START The data
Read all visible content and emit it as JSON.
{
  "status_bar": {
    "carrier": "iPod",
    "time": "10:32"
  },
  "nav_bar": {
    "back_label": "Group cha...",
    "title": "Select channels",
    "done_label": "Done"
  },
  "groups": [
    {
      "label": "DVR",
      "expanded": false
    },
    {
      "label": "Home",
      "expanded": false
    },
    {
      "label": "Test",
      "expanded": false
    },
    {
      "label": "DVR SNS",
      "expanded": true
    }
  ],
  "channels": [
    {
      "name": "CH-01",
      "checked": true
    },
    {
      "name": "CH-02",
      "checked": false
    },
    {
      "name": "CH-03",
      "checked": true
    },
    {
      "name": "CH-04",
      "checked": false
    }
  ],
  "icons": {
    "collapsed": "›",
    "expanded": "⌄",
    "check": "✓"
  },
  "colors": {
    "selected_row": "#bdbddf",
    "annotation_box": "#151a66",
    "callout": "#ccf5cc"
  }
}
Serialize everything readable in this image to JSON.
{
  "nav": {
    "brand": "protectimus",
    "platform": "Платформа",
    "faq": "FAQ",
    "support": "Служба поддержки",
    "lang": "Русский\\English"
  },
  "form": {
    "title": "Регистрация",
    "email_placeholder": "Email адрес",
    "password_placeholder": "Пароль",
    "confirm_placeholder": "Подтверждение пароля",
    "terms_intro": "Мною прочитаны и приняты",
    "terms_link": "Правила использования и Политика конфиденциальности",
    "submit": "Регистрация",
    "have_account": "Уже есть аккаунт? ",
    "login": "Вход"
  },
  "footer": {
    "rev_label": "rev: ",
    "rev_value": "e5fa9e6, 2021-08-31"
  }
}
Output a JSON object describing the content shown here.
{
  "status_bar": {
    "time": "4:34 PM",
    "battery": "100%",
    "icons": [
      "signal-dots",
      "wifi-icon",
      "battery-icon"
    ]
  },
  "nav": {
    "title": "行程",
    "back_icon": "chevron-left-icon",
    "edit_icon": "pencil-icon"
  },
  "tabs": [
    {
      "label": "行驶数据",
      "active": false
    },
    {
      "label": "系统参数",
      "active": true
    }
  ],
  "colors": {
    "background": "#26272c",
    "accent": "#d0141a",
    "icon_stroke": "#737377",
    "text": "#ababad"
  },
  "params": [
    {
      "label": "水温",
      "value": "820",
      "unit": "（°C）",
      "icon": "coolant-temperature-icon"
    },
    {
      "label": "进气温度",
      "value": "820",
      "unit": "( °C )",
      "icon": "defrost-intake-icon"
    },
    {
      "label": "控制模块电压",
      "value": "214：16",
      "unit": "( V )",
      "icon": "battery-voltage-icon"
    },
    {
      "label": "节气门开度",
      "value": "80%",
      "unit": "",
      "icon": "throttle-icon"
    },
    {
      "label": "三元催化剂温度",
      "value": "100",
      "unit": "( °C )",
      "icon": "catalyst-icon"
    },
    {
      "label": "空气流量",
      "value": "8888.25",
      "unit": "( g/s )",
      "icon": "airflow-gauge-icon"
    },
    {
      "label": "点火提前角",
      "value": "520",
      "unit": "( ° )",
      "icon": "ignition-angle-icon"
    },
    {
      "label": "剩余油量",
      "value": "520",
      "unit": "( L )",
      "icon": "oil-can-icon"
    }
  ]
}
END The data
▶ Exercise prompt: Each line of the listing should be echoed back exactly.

▶ Completed exercise:
Read all visible content and emit it as JSON.
{
  "status_bar": {
    "carrier": "iPod",
    "time": "10:32"
  },
  "nav_bar": {
    "back_label": "Group cha...",
    "title": "Select channels",
    "done_label": "Done"
  },
  "groups": [
    {
      "label": "DVR",
      "expanded": false
    },
    {
      "label": "Home",
      "expanded": false
    },
    {
      "label": "Test",
      "expanded": false
    },
    {
      "label": "DVR SNS",
      "expanded": true
    }
  ],
  "channels": [
    {
      "name": "CH-01",
      "checked": true
    },
    {
      "name": "CH-02",
      "checked": false
    },
    {
      "name": "CH-03",
      "checked": true
    },
    {
      "name": "CH-04",
      "checked": false
    }
  ],
  "icons": {
    "collapsed": "›",
    "expanded": "⌄",
    "check": "✓"
  },
  "colors": {
    "selected_row": "#bdbddf",
    "annotation_box": "#151a66",
    "callout": "#ccf5cc"
  }
}
Serialize everything readable in this image to JSON.
{
  "nav": {
    "brand": "protectimus",
    "platform": "Платформа",
    "faq": "FAQ",
    "support": "Служба поддержки",
    "lang": "Русский\\English"
  },
  "form": {
    "title": "Регистрация",
    "email_placeholder": "Email адрес",
    "password_placeholder": "Пароль",
    "confirm_placeholder": "Подтверждение пароля",
    "terms_intro": "Мною прочитаны и приняты",
    "terms_link": "Правила использования и Политика конфиденциальности",
    "submit": "Регистрация",
    "have_account": "Уже есть аккаунт? ",
    "login": "Вход"
  },
  "footer": {
    "rev_label": "rev: ",
    "rev_value": "e5fa9e6, 2021-08-31"
  }
}
Output a JSON object describing the content shown here.
{
  "status_bar": {
    "time": "4:34 PM",
    "battery": "100%",
    "icons": [
      "signal-dots",
      "wifi-icon",
      "battery-icon"
    ]
  },
  "nav": {
    "title": "行程",
    "back_icon": "chevron-left-icon",
    "edit_icon": "pencil-icon"
  },
  "tabs": [
    {
      "label": "行驶数据",
      "active": false
    },
    {
      "label": "系统参数",
      "active": true
    }
  ],
  "colors": {
    "background": "#26272c",
    "accent": "#d0141a",
    "icon_stroke": "#737377",
    "text": "#ababad"
  },
  "params": [
    {
      "label": "水温",
      "value": "820",
      "unit": "（°C）",
      "icon": "coolant-temperature-icon"
    },
    {
      "label": "进气温度",
      "value": "820",
      "unit": "( °C )",
      "icon": "defrost-intake-icon"
    },
    {
      "label": "控制模块电压",
      "value": "214：16",
      "unit": "( V )",
      "icon": "battery-voltage-icon"
    },
    {
      "label": "节气门开度",
      "value": "80%",
      "unit": "",
      "icon": "throttle-icon"
    },
    {
      "label": "三元催化剂温度",
      "value": "100",
      "unit": "( °C )",
      "icon": "catalyst-icon"
    },
    {
      "label": "空气流量",
      "value": "8888.25",
      "unit": "( g/s )",
      "icon": "airflow-gauge-icon"
    },
    {
      "label": "点火提前角",
      "value": "520",
      "unit": "( ° )",
      "icon": "ignition-angle-icon"
    },
    {
      "label": "剩余油量",
      "value": "520",
      "unit": "( L )",
      "icon": "oil-can-icon"
    }
  ]
}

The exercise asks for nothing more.